■ EXERCISE OBJECTIVE ■
Without the pictures, copy all of the data exactly.

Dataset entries
========================

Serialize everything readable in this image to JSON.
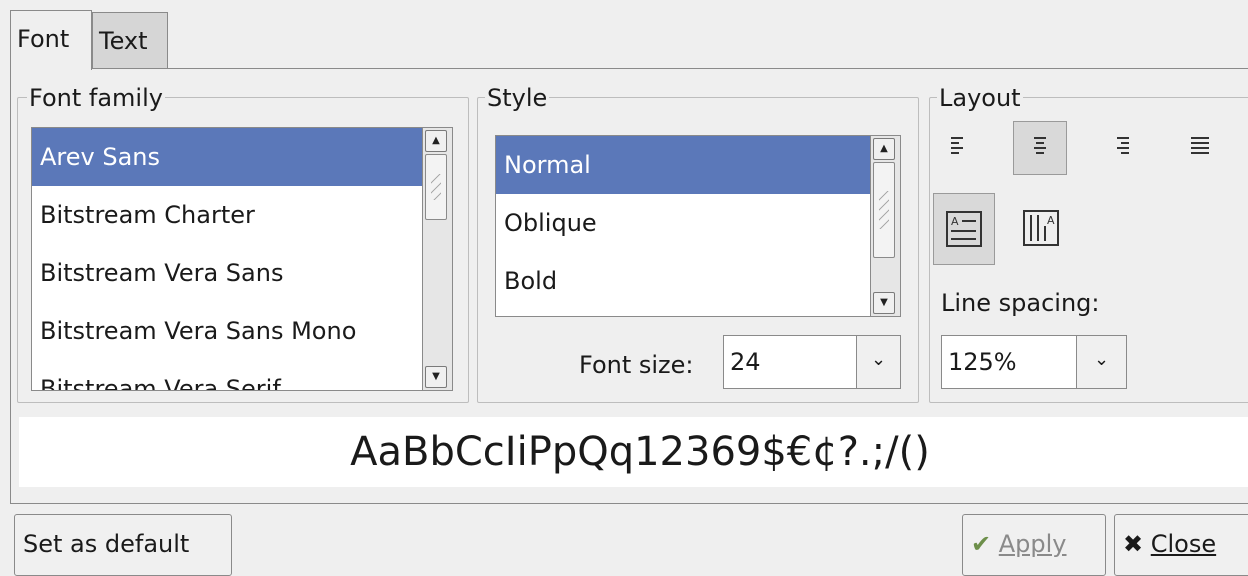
{
  "tabs": [
    {
      "label": "Font",
      "active": true
    },
    {
      "label": "Text",
      "active": false
    }
  ],
  "font_family": {
    "legend": "Font family",
    "items": [
      "Arev Sans",
      "Bitstream Charter",
      "Bitstream Vera Sans",
      "Bitstream Vera Sans Mono",
      "Bitstream Vera Serif"
    ],
    "selected": "Arev Sans"
  },
  "style": {
    "legend": "Style",
    "items": [
      "Normal",
      "Oblique",
      "Bold"
    ],
    "selected": "Normal",
    "font_size_label": "Font size:",
    "font_size_value": "24"
  },
  "layout": {
    "legend": "Layout",
    "align_options": [
      "align-left",
      "align-center",
      "align-right",
      "justify"
    ],
    "selected_align": "align-center",
    "direction_options": [
      "horizontal-text",
      "vertical-text"
    ],
    "selected_direction": "horizontal-text",
    "line_spacing_label": "Line spacing:",
    "line_spacing_value": "125%"
  },
  "preview_text": "AaBbCcIiPpQq12369$€¢?.;/()",
  "buttons": {
    "set_default": "Set as default",
    "apply": "Apply",
    "close": "Close"
  },
  "colors": {
    "selection": "#5b78b9",
    "background": "#efefef"
  }
}
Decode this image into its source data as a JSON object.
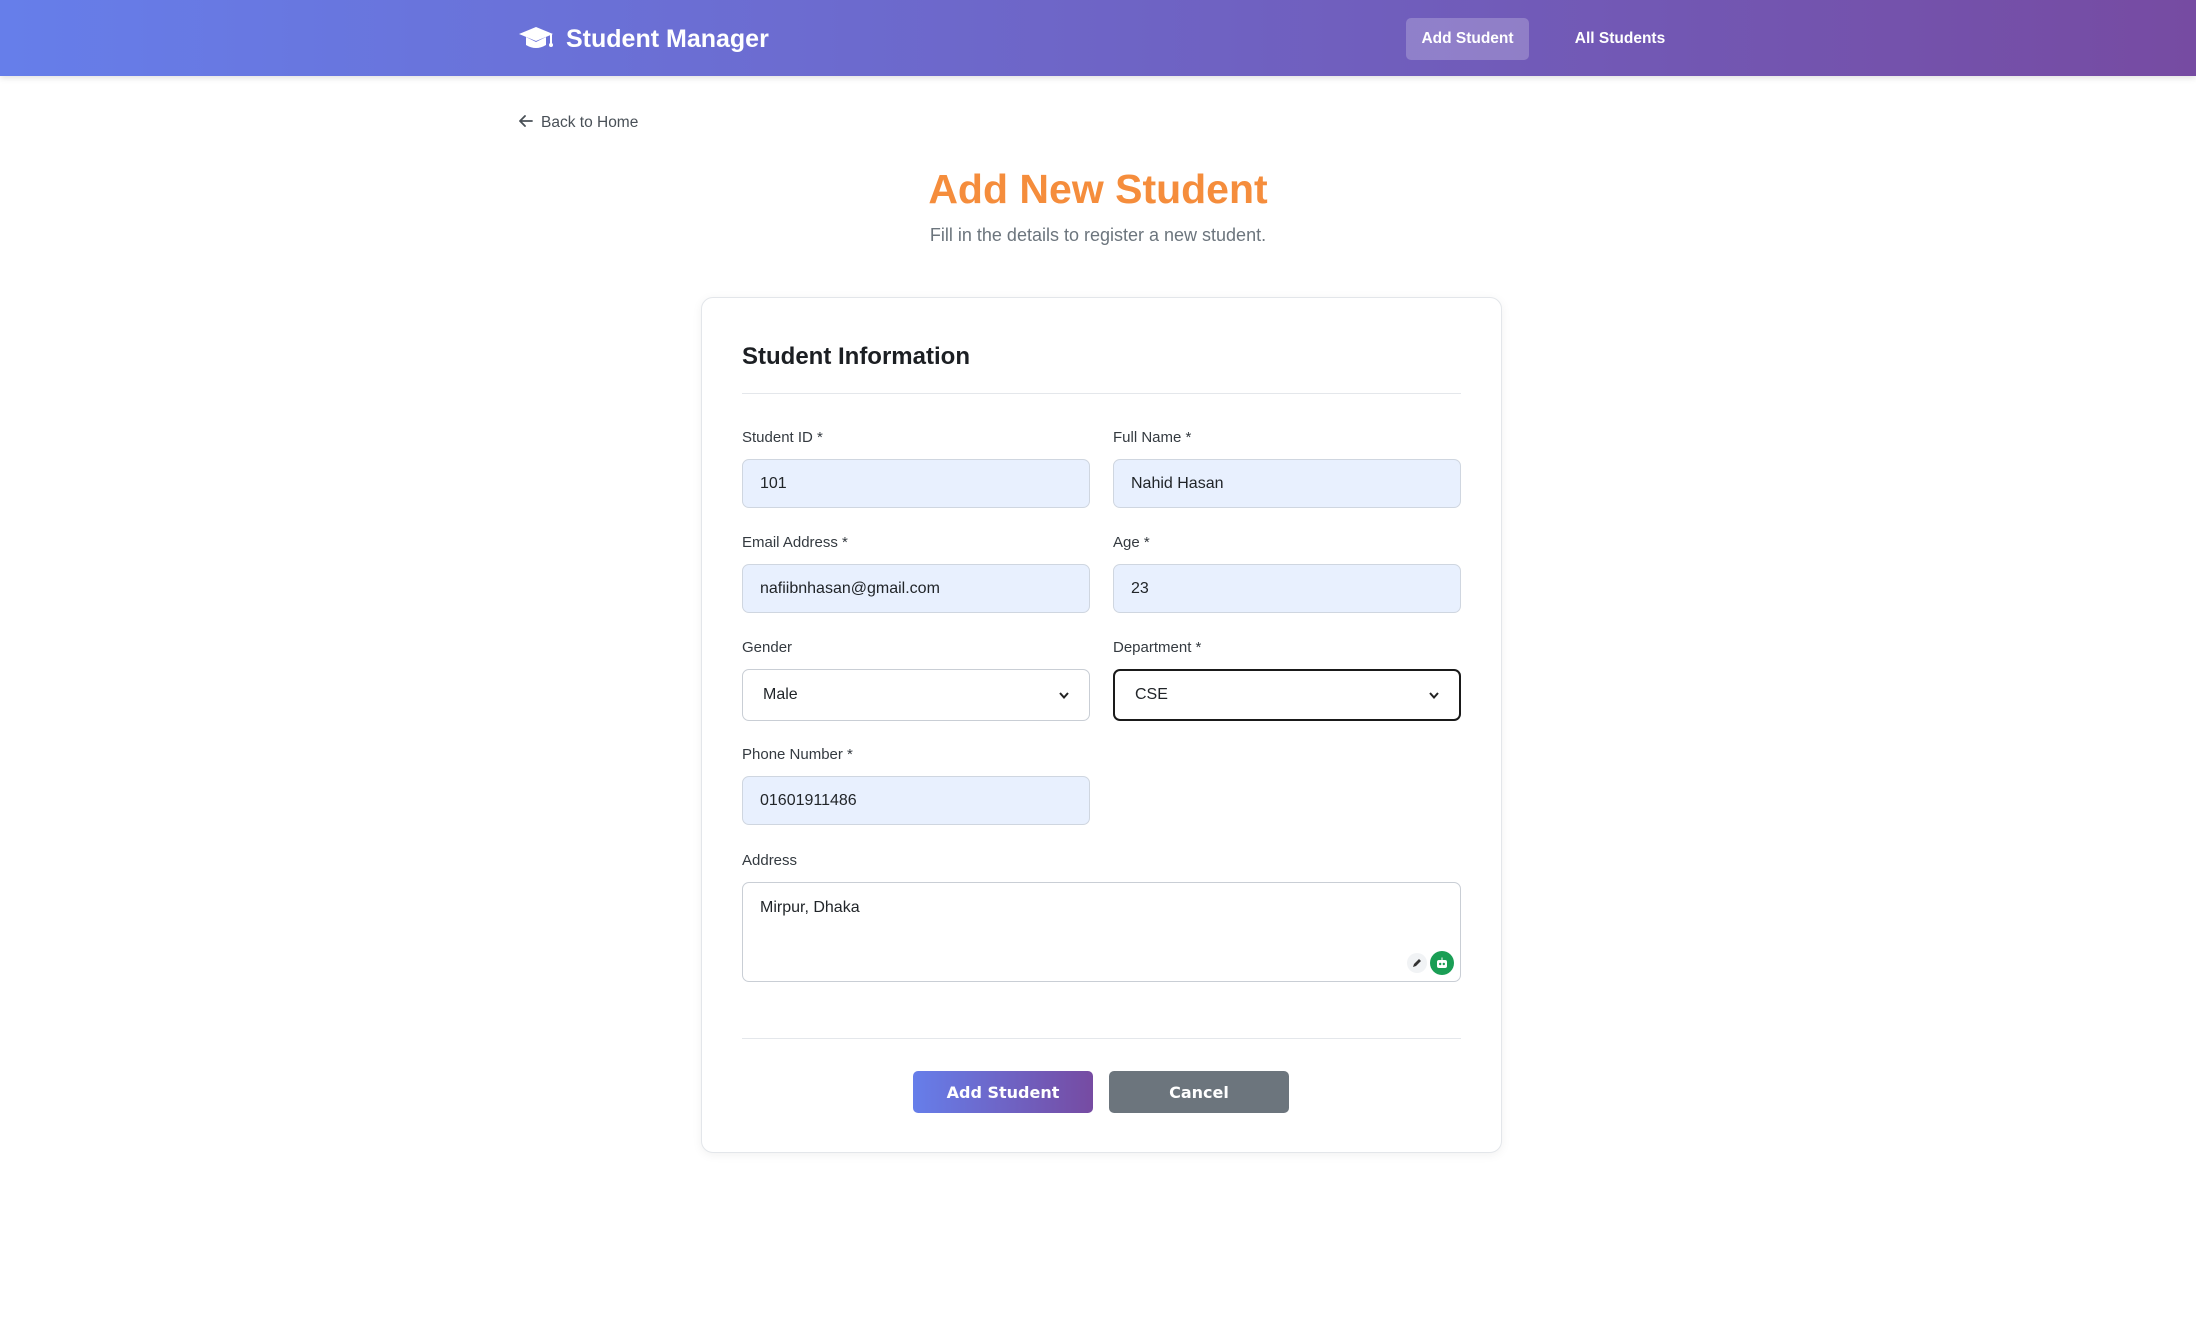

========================

■ COMPLETED TASK ■
Serialize everything readable in this image to JSON.
{
  "tabs": [
    {
      "label": "Font",
      "active": true
    },
    {
      "label": "Text",
      "active": false
    }
  ],
  "font_family": {
    "legend": "Font family",
    "items": [
      "Arev Sans",
      "Bitstream Charter",
      "Bitstream Vera Sans",
      "Bitstream Vera Sans Mono",
      "Bitstream Vera Serif"
    ],
    "selected": "Arev Sans"
  },
  "style": {
    "legend": "Style",
    "items": [
      "Normal",
      "Oblique",
      "Bold"
    ],
    "selected": "Normal",
    "font_size_label": "Font size:",
    "font_size_value": "24"
  },
  "layout": {
    "legend": "Layout",
    "align_options": [
      "align-left",
      "align-center",
      "align-right",
      "justify"
    ],
    "selected_align": "align-center",
    "direction_options": [
      "horizontal-text",
      "vertical-text"
    ],
    "selected_direction": "horizontal-text",
    "line_spacing_label": "Line spacing:",
    "line_spacing_value": "125%"
  },
  "preview_text": "AaBbCcIiPpQq12369$€¢?.;/()",
  "buttons": {
    "set_default": "Set as default",
    "apply": "Apply",
    "close": "Close"
  },
  "colors": {
    "selection": "#5b78b9",
    "background": "#efefef"
  }
}
Decode this image into its source data as a JSON object.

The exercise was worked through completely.